|Zener diode, PN junction diode, LED, etc.
|Field-Effect Transistor (FET), Bipolar Junction Transistor (BJT),
|It can introduce noise in the amplification
|Controlled Current Gain
Difference between Diode and Transistor
- The diode has two terminals and is used to flow current in one direction and the transistor is3 a terminal device that is used as a switch and amplifier
- P and N material is used for the creation of the diode while in a transistor P or N region is placed between two N or P regions since it has three parts
- There is one PN junction in the diode and the transistor has two PN Junction
- The pins of the diode are anode and cathode and transistors have emitter-base and collector
- Common types of the diode are Zener, LED, power diode, and transistor types are BJT and FET
- The diode has one depletion region and the transistor has two regions
- A diode is a passive circuit component and the transistor is the active component
- Diode work as a switch and operate in forward and reverse-biased state and the transistor operate is the amplifier and switch it has three regions of operation active, saturation and cut-off regions
- Transistor provides the control switching and diode uncontrolled
- The diode used as a rectifier clipping circuits and voltage multiples and the transistor is used in oscillators and regulators, etc
Transistor as Switch
- A switch used in digital electronics to control the function of a circuit is made using a transistor.
The figure below shows the circuit configuration for the transistor as a switch, which means that as the base voltage increases, the emitter and collector currents increase as the base acts as a control to control the applied voltage.
Collector loss voltage as the collector-emitter resistance value decreases.
If there is only 0 resistance between the collector and the emitter, then the value of IC can be regulated using the resistance offered by the load.
This mode of operation is the saturation of the current passing from the collector to the emitter.
In saturation, the state switch is on
Related Articles: Rectifier Diode
Characteristics of Diodes
A diode can conduct current when it is forward-biased, which means the anode is at a high voltage than the cathode. For current to flow, the forward bias voltage should be larger than the forward voltage loss of the diode, which is generally 0.7 volts for silicon diodes.
Reverse bias stops current flow through the diode since the anode is at a lower voltage than the cathode. There could be a small reverse leakage current, though.
The voltage at which a diode reaches the breakdown region, permitting a high current to flow in the opposite direction, is the breakdown voltage of the diode. For Zener diodes and other types of diodes intended for breakdown operation, this feature is essential.
Forward Voltage Drop
The voltage needed to overcome a diode’s barrier potential and let a significant current pass is known as the forward voltage drop across the diode. The type of diode and the materials used to build it determine this.

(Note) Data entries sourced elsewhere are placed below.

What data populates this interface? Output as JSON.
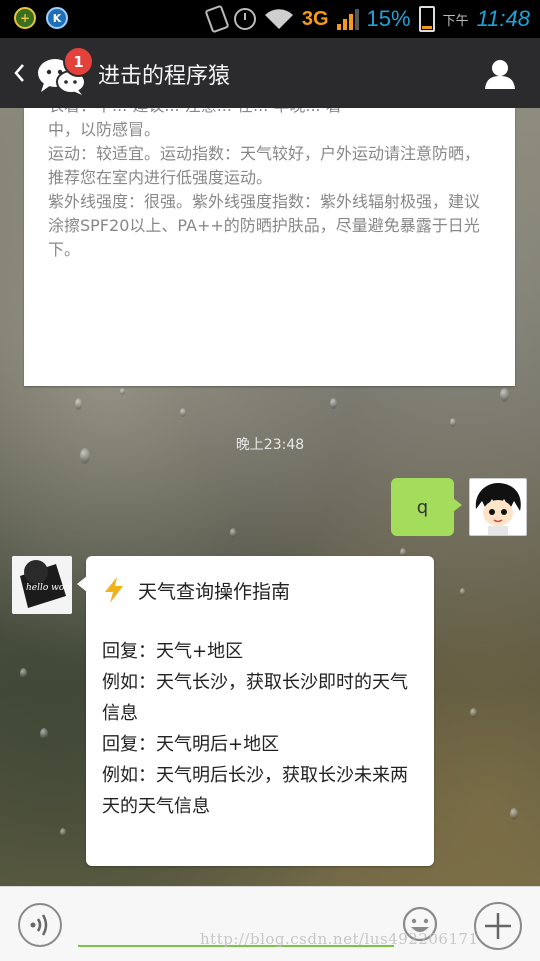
{
  "status_bar": {
    "network": "3G",
    "battery": "15%",
    "ampm": "下午",
    "time": "11:48"
  },
  "header": {
    "badge": "1",
    "title": "进击的程序猿"
  },
  "prev_message": {
    "text": "衣着：中... 建议... 注意... 在... 早晚... 着\n中，以防感冒。\n运动：较适宜。运动指数：天气较好，户外运动请注意防晒，推荐您在室内进行低强度运动。\n紫外线强度：很强。紫外线强度指数：紫外线辐射极强，建议涂擦SPF20以上、PA++的防晒护肤品，尽量避免暴露于日光下。"
  },
  "timestamp": "晚上23:48",
  "outgoing": {
    "text": "q"
  },
  "incoming": {
    "bot_avatar_text": "hello world",
    "title": "天气查询操作指南",
    "lines": [
      "回复：天气+地区",
      "例如：天气长沙，获取长沙即时的天气信息",
      "回复：天气明后+地区",
      "例如：天气明后长沙，获取长沙未来两天的天气信息"
    ]
  },
  "input": {
    "value": "",
    "placeholder": ""
  },
  "watermark": "http://blog.csdn.net/lus492206171",
  "colors": {
    "header_bg": "#2b2b2d",
    "badge": "#e5413b",
    "outgoing_bubble": "#a4dc5c",
    "input_underline": "#7fc243",
    "status_orange": "#f39a1c",
    "status_blue": "#1ea3d8"
  },
  "icons": [
    "back-icon",
    "wechat-chat-icon",
    "person-icon",
    "voice-icon",
    "emoji-icon",
    "plus-icon",
    "lightning-icon"
  ]
}
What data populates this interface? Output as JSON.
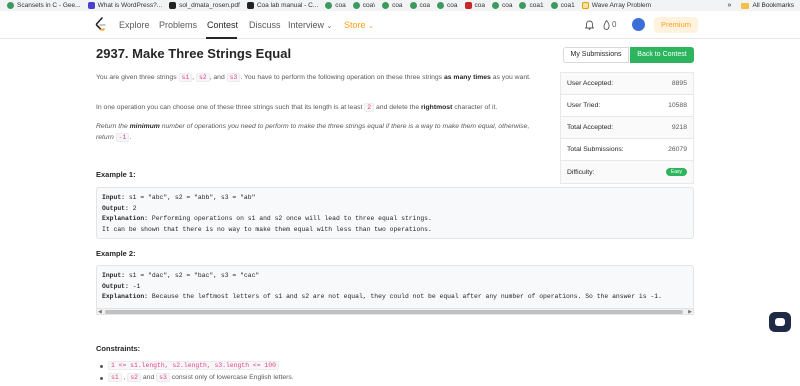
{
  "bookmarks": [
    {
      "label": "Scansets in C - Gee...",
      "icon": "g"
    },
    {
      "label": "What is WordPress?...",
      "icon": "v"
    },
    {
      "label": "sol_dmata_rosen.pdf",
      "icon": "k"
    },
    {
      "label": "Coa lab manual - C...",
      "icon": "k"
    },
    {
      "label": "coa",
      "icon": "g"
    },
    {
      "label": "coa\\",
      "icon": "g"
    },
    {
      "label": "coa",
      "icon": "g"
    },
    {
      "label": "coa",
      "icon": "g"
    },
    {
      "label": "coa",
      "icon": "g"
    },
    {
      "label": "coa",
      "icon": "r"
    },
    {
      "label": "coa",
      "icon": "g"
    },
    {
      "label": "coa1",
      "icon": "g"
    },
    {
      "label": "coa1",
      "icon": "g"
    },
    {
      "label": "Wave Array Problem",
      "icon": "y"
    }
  ],
  "bookmarks_overflow": "»",
  "all_bookmarks": "All Bookmarks",
  "nav": {
    "items": [
      "Explore",
      "Problems",
      "Contest",
      "Discuss",
      "Interview",
      "Store"
    ],
    "active": "Contest",
    "chevron": "⌄",
    "notif_count": "0",
    "premium": "Premium"
  },
  "problem": {
    "title": "2937. Make Three Strings Equal",
    "p1_a": "You are given three strings ",
    "s1": "s1",
    "sep1": ", ",
    "s2": "s2",
    "sep2": ", and ",
    "s3": "s3",
    "p1_b": ". You have to perform the following operation on these three strings ",
    "p1_bold": "as many times",
    "p1_c": " as you want.",
    "p2_a": "In one operation you can choose one of these three strings such that its length is at least ",
    "p2_code": "2",
    "p2_b": " and delete the ",
    "p2_bold": "rightmost",
    "p2_c": " character of it.",
    "p3_a": "Return the ",
    "p3_bold": "minimum",
    "p3_b": " number of operations you need to perform to make the three strings equal if there is a way to make them equal, otherwise, return ",
    "p3_code": "-1",
    "p3_c": "."
  },
  "examples": [
    {
      "title": "Example 1:",
      "input_label": "Input:",
      "input": " s1 = \"abc\", s2 = \"abb\", s3 = \"ab\"",
      "output_label": "Output:",
      "output": " 2",
      "expl_label": "Explanation:",
      "expl": " Performing operations on s1 and s2 once will lead to three equal strings.",
      "expl2": "It can be shown that there is no way to make them equal with less than two operations."
    },
    {
      "title": "Example 2:",
      "input_label": "Input:",
      "input": " s1 = \"dac\", s2 = \"bac\", s3 = \"cac\"",
      "output_label": "Output:",
      "output": " -1",
      "expl_label": "Explanation:",
      "expl": " Because the leftmost letters of s1 and s2 are not equal, they could not be equal after any number of operations. So the answer is -1."
    }
  ],
  "constraints": {
    "title": "Constraints:",
    "c1": "1 <= s1.length, s2.length, s3.length <= 100",
    "c2_s1": "s1",
    "c2_sep": " , ",
    "c2_s2": "s2",
    "c2_and": " and ",
    "c2_s3": "s3",
    "c2_tail": " consist only of lowercase English letters."
  },
  "side": {
    "my_submissions": "My Submissions",
    "back_to_contest": "Back to Contest",
    "stats": [
      {
        "label": "User Accepted:",
        "value": "8895"
      },
      {
        "label": "User Tried:",
        "value": "10588"
      },
      {
        "label": "Total Accepted:",
        "value": "9218"
      },
      {
        "label": "Total Submissions:",
        "value": "26079"
      },
      {
        "label": "Difficulty:",
        "value": "Easy"
      }
    ]
  },
  "colors": {
    "accent": "#ffa116",
    "green": "#2db55d",
    "code_pink": "#e83e8c"
  }
}
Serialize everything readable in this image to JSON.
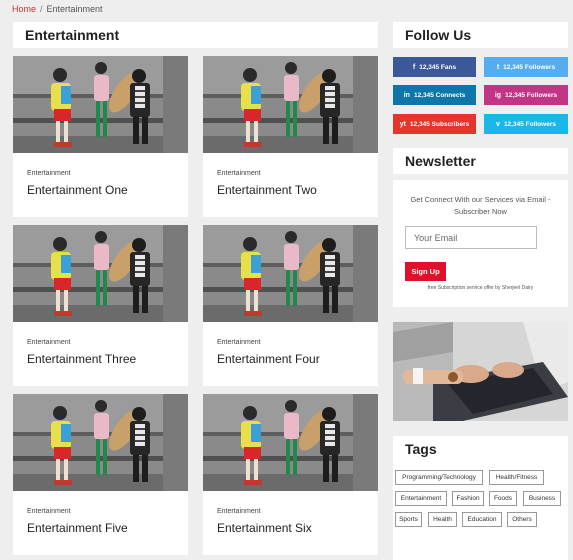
{
  "breadcrumb": {
    "home": "Home",
    "separator": "/",
    "current": "Entertainment"
  },
  "main": {
    "section_title": "Entertainment",
    "posts": [
      {
        "category": "Entertainment",
        "title": "Entertainment One"
      },
      {
        "category": "Entertainment",
        "title": "Entertainment Two"
      },
      {
        "category": "Entertainment",
        "title": "Entertainment Three"
      },
      {
        "category": "Entertainment",
        "title": "Entertainment Four"
      },
      {
        "category": "Entertainment",
        "title": "Entertainment Five"
      },
      {
        "category": "Entertainment",
        "title": "Entertainment Six"
      }
    ]
  },
  "sidebar": {
    "follow": {
      "title": "Follow Us",
      "buttons": [
        {
          "network": "facebook",
          "icon": "f",
          "label": "12,345 Fans",
          "color": "#3b5998"
        },
        {
          "network": "twitter",
          "icon": "t",
          "label": "12,345 Followers",
          "color": "#55acee"
        },
        {
          "network": "linkedin",
          "icon": "in",
          "label": "12,345 Connects",
          "color": "#0e76a8"
        },
        {
          "network": "instagram",
          "icon": "ig",
          "label": "12,345 Followers",
          "color": "#c13584"
        },
        {
          "network": "youtube",
          "icon": "yt",
          "label": "12,345 Subscribers",
          "color": "#e5352b"
        },
        {
          "network": "vimeo",
          "icon": "v",
          "label": "12,345 Followers",
          "color": "#1ab7ea"
        }
      ]
    },
    "newsletter": {
      "title": "Newsletter",
      "description": "Get Connect With our Services via Email - Subscriber Now",
      "placeholder": "Your Email",
      "button": "Sign Up",
      "footnote": "free Subscription service offer by Sherjeel Dairy"
    },
    "tags": {
      "title": "Tags",
      "items": [
        "Programming/Technology",
        "Health/Fitness",
        "Entertainment",
        "Fashion",
        "Foods",
        "Business",
        "Sports",
        "Health",
        "Education",
        "Others"
      ]
    }
  },
  "colors": {
    "accent": "#e0102a",
    "background": "#eeeeee",
    "link": "#d32f2f"
  }
}
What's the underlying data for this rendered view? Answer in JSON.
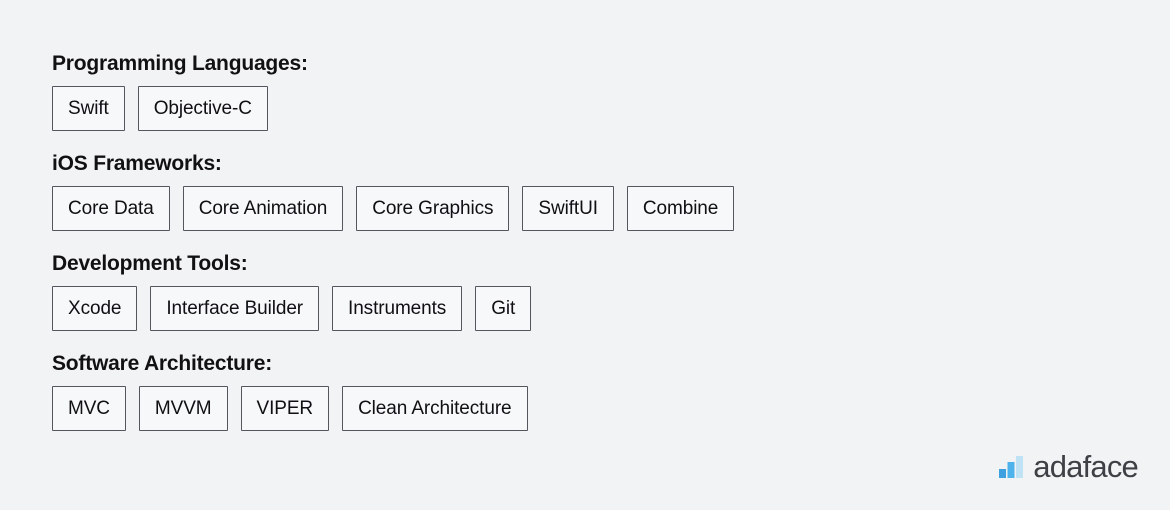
{
  "background_color": "#f2f3f5",
  "sections": [
    {
      "heading": "Programming Languages:",
      "chips": [
        "Swift",
        "Objective-C"
      ]
    },
    {
      "heading": "iOS Frameworks:",
      "chips": [
        "Core Data",
        "Core Animation",
        "Core Graphics",
        "SwiftUI",
        "Combine"
      ]
    },
    {
      "heading": "Development Tools:",
      "chips": [
        "Xcode",
        "Interface Builder",
        "Instruments",
        "Git"
      ]
    },
    {
      "heading": "Software Architecture:",
      "chips": [
        "MVC",
        "MVVM",
        "VIPER",
        "Clean Architecture"
      ]
    }
  ],
  "brand": {
    "name": "adaface",
    "mark_icon": "bar-chart-logo-icon",
    "mark_colors": [
      "#3fa0e0",
      "#4db3ea",
      "#bfe2f5"
    ],
    "text_color": "#3f4045"
  }
}
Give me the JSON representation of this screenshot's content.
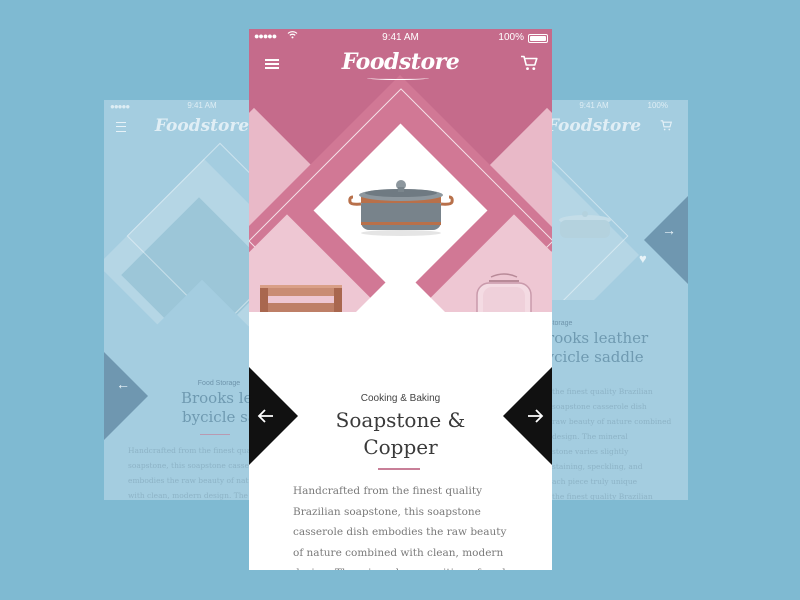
{
  "status_bar": {
    "time": "9:41 AM",
    "battery": "100%"
  },
  "app": {
    "logo": "Foodstore"
  },
  "product": {
    "category": "Cooking & Baking",
    "title_line1": "Soapstone &",
    "title_line2": "Copper",
    "description": "Handcrafted from the finest quality Brazilian soapstone, this soapstone casserole dish embodies the raw beauty of nature combined with clean, modern design. The mineral composition of each stone varies slightly,"
  },
  "left_preview": {
    "time": "9:41 AM",
    "logo": "Foodstore",
    "category": "Food Storage",
    "title_line1": "Brooks leath",
    "title_line2": "bycicle sadd",
    "description_lines": [
      "Handcrafted from the finest quality Brazi",
      "soapstone, this soapstone casse",
      "embodies the raw beauty of natur",
      "with clean, modern design. The m"
    ]
  },
  "right_preview": {
    "time": "9:41 AM",
    "battery": "100%",
    "logo": "Foodstore",
    "category": "Food Storage",
    "title_line1": "Brooks leather",
    "title_line2": "bycicle saddle",
    "description_lines": [
      "the finest quality Brazilian",
      "soapstone casserole dish",
      "raw beauty of nature combined",
      "design. The mineral",
      "stone varies slightly",
      "staining, speckling, and",
      "ach piece truly unique",
      "the finest quality Brazilian"
    ]
  },
  "colors": {
    "background": "#7fbad2",
    "hero_pink": "#c56b8b",
    "accent_rule": "#c87f98"
  }
}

That is a detailed post about the difference between diodes and transistors if you have any queries ask in the comments. Thanks for reading.